VI. Do you have any particular releases planned for 2018? Maybe even some type of audio-video content to accompany Dusty Dossiers?

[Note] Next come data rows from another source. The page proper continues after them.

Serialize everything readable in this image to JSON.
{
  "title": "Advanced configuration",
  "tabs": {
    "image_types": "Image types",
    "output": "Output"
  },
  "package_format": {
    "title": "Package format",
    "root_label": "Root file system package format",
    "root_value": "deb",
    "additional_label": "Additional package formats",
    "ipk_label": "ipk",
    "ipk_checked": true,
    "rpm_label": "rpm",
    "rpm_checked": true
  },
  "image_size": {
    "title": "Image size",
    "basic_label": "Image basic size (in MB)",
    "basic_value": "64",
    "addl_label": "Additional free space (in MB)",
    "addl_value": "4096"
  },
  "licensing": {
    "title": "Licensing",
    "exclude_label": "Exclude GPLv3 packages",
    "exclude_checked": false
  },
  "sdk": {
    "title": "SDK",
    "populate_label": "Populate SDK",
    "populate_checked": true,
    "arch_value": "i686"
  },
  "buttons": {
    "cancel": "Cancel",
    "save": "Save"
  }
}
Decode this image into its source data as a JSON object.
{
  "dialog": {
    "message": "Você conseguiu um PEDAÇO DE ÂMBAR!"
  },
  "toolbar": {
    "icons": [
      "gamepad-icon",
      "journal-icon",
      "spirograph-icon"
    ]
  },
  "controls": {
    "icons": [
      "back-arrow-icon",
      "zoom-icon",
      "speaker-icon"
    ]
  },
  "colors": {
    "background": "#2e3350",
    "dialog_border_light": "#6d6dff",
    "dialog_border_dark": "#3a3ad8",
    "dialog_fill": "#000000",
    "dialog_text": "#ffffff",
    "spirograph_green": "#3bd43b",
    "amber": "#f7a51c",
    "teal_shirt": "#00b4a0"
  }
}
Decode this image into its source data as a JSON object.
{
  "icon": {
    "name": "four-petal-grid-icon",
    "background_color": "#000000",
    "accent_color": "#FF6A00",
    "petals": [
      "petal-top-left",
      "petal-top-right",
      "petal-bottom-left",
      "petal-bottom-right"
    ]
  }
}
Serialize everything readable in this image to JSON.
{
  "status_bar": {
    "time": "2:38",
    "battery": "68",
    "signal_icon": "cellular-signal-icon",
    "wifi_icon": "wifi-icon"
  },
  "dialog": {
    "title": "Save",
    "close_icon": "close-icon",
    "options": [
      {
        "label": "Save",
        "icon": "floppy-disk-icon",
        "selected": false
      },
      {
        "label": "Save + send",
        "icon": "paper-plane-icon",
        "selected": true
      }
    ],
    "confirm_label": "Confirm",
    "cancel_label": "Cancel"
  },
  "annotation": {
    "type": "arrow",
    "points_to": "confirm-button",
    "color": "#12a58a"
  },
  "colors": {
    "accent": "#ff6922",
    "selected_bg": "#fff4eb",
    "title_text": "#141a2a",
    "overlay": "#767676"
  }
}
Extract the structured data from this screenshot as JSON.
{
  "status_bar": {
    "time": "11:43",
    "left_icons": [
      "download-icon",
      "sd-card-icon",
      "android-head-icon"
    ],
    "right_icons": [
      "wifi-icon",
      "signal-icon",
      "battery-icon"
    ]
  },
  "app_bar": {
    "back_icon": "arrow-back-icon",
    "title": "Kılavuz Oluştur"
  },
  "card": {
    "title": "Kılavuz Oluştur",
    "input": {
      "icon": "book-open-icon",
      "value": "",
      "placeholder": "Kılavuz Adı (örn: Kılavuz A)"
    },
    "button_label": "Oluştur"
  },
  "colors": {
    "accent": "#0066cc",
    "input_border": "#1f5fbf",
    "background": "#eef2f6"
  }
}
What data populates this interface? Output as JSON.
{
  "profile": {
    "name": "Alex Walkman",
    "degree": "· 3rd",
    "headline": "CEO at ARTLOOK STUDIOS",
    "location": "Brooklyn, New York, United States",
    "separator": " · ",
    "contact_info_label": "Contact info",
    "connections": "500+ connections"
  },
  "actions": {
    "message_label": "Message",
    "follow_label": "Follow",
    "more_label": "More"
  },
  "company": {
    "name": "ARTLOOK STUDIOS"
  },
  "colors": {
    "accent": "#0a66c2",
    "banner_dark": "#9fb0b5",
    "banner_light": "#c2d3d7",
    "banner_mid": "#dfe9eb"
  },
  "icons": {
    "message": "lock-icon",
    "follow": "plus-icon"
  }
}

Over the years, I'm slowly learning not to talk about what I'm planning too much ahead of time because schedules inevitably, get derailed or other projects come up and take precedence. However, I plan on releasing several epic music projects, either independently (as I have mostly done) or continuing association and assistance with Fake Four Inc. or Dope Sandwich Records & Tapes or thus-far-unseen entities. I have a lot of different projects nearing completion: an EP with my Folk band, Almost Elijah called Halcyon Wonders that I'd like to record and release, an Experimental narrative AllOne album I've been working on for a few years now called Rapologues that every year I say I will release, but time invariably escapes me, as burdens and obstacles encumber me. The aforementioned original project I intended on doing for FREECEMBER, an EP tentatively called "Armor," was generously crowd-funded through GoFundMe this summer and so, I owe it to everyone's faith in me to put this project out, as soon as possible. Dusty Dossiers just became immediately obviously the better choice, at the time, and although, I struggled with shelving the "Armor EP" because I owed it to people who literally invested in me to release it, I think they also trust my vision and want the best for and from me, as supporters, so I had to do what felt right for me. I'm definitely thinking about how to do various degrees of video content to compliment and further express the themes and vibes of Dusty Dossiers, so it's certainly a goal of mine to release something very soon.